SYCAMORE – The DeKalb County Economic Development Committee voted unanimously to approve two recommendations to improve future business within the county.
The committee first voted on a boundary amendment to add 500 acres south of Gurler Road and between Illinois 23 and to extend the property line east of Peace Road.
“It would be annexed to the city of DeKalb to provide for utilities and an upgrade of Gurler Road,” according to a memorandum from Paul Borek, executive director for the DeKalb County Economic Development Corp., to the DeKalb County Enterprise Zone Partners.
Borek explained the purpose of the extra acreage.
“It provides a large site for an extraordinarily large project in the enterprise zone,” he said.
Borek said DeKalb County is at a disadvantage without multiple large sites to attract those projects.
One of the projects that is in DeKalb County and the city of DeKalb’s reach is Project Hammer – a food-processing company that could develop 2.4 million square feet of new building space, 1.4 million square feet of which would be manufacturing, with room for expansion, according to the memorandum. Project Hammer would create an estimated 1,000 permanent jobs and 1,000 temporary construction jobs.
The other project is Project Ventus, which is proposing to invest $800 million to develop 900,000 square feet of space during its first phase, the memorandum states. The project would buy a 500-acre site that enables development of one or more identical phases during the next five to 15 years.
The second recommendation that the DeKalb County Economic Development Committee approved was an incentive amendment for the DeKalb Enterprise Zone Tax Abatement program.
Borek said it reduces property tax liability for a certain amount of time, provides jobs, construction, investment and tax revenue.
Project Hammer would generate about $69 million or more through 15 years, which would nearly match the revenue from DeKalb’s industrial base of Nestle, Panduit, 3M, Goodyear and Target during the 15-year period.
And there is a clawback measure to ensure that whatever is agreed to happens, such as about 1,000 permanent jobs, Borek said.

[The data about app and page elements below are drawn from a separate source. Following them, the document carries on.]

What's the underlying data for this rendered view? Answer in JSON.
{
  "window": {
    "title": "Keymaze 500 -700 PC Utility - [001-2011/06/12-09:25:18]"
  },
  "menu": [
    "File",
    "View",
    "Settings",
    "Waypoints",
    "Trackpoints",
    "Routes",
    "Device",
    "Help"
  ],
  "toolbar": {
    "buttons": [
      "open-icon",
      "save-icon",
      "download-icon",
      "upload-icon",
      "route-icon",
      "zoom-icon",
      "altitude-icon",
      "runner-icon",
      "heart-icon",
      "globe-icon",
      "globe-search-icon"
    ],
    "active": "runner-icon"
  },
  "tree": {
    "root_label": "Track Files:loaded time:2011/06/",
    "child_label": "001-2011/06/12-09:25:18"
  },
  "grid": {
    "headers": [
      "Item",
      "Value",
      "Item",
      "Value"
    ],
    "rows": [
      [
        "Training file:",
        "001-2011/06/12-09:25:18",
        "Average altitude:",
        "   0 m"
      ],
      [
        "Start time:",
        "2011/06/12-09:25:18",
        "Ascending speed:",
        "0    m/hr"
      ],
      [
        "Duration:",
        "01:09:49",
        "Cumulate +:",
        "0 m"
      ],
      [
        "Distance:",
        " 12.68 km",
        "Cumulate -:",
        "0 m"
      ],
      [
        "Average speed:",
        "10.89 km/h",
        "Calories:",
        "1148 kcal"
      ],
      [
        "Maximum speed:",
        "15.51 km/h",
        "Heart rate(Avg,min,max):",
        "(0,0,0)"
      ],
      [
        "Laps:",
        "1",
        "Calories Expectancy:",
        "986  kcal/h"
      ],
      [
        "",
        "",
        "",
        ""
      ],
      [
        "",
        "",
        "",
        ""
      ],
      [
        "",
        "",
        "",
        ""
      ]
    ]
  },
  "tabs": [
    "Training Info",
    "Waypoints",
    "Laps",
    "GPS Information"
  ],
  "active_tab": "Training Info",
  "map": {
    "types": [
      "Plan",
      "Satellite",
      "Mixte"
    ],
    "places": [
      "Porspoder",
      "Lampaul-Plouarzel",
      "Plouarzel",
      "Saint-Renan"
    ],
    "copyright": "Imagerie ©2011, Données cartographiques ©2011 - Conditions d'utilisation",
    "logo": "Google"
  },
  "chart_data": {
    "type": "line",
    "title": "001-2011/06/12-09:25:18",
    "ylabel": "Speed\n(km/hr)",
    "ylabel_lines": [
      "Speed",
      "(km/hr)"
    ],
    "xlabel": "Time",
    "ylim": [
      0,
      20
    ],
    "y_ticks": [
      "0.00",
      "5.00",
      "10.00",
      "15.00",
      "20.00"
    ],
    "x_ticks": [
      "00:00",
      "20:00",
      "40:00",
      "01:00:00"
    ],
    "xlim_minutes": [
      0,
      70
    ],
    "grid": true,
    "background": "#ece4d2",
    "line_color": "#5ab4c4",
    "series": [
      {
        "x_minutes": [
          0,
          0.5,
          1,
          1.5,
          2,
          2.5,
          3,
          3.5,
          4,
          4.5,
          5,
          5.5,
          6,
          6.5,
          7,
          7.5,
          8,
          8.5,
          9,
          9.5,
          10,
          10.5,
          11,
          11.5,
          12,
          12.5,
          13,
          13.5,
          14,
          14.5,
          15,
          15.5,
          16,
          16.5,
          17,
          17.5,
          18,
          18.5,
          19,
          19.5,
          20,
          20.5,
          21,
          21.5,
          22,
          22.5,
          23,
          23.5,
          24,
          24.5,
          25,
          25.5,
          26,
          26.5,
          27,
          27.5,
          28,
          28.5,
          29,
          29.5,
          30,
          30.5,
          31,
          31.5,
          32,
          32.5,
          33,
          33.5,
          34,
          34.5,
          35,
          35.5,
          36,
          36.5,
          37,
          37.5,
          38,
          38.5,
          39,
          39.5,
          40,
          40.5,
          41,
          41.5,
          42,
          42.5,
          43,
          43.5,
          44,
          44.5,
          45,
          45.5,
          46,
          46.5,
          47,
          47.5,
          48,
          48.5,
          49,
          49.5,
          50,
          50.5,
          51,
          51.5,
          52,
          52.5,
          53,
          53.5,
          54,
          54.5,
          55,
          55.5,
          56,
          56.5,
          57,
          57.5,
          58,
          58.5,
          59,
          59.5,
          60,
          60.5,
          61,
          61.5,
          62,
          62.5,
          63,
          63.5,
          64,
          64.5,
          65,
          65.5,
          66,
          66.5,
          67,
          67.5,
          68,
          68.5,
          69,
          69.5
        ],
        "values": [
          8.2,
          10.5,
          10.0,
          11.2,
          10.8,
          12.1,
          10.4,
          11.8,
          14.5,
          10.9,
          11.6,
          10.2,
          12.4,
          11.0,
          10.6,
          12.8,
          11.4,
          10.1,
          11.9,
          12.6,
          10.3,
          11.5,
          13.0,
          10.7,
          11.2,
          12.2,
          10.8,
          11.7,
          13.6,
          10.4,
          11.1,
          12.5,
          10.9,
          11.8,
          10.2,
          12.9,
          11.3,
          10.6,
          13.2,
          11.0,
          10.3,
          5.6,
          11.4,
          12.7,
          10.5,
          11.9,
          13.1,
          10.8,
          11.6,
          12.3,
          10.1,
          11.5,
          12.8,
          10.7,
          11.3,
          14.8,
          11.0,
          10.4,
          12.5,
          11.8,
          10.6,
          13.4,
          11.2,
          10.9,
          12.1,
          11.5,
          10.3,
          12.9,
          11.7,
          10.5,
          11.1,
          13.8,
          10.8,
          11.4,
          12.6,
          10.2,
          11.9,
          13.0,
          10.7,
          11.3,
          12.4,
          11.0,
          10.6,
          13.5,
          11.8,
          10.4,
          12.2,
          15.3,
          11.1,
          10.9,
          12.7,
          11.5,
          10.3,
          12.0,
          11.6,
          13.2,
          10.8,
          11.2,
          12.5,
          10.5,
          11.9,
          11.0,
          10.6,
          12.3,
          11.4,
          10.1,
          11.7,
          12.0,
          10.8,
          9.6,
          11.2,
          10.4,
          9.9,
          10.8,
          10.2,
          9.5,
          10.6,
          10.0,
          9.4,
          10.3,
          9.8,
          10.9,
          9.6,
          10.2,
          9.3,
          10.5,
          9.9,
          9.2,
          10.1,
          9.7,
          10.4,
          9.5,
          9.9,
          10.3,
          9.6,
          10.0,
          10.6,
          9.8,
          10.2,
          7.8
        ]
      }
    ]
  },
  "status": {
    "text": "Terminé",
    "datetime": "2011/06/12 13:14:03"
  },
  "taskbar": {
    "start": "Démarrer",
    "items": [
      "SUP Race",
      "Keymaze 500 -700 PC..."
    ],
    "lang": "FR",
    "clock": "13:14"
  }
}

“We need provisions to ensure performance,” he said.
Borek said the identity of the Project Hammer company won’t be announced until the company makes an announcement.
Source: The Daily Chronicle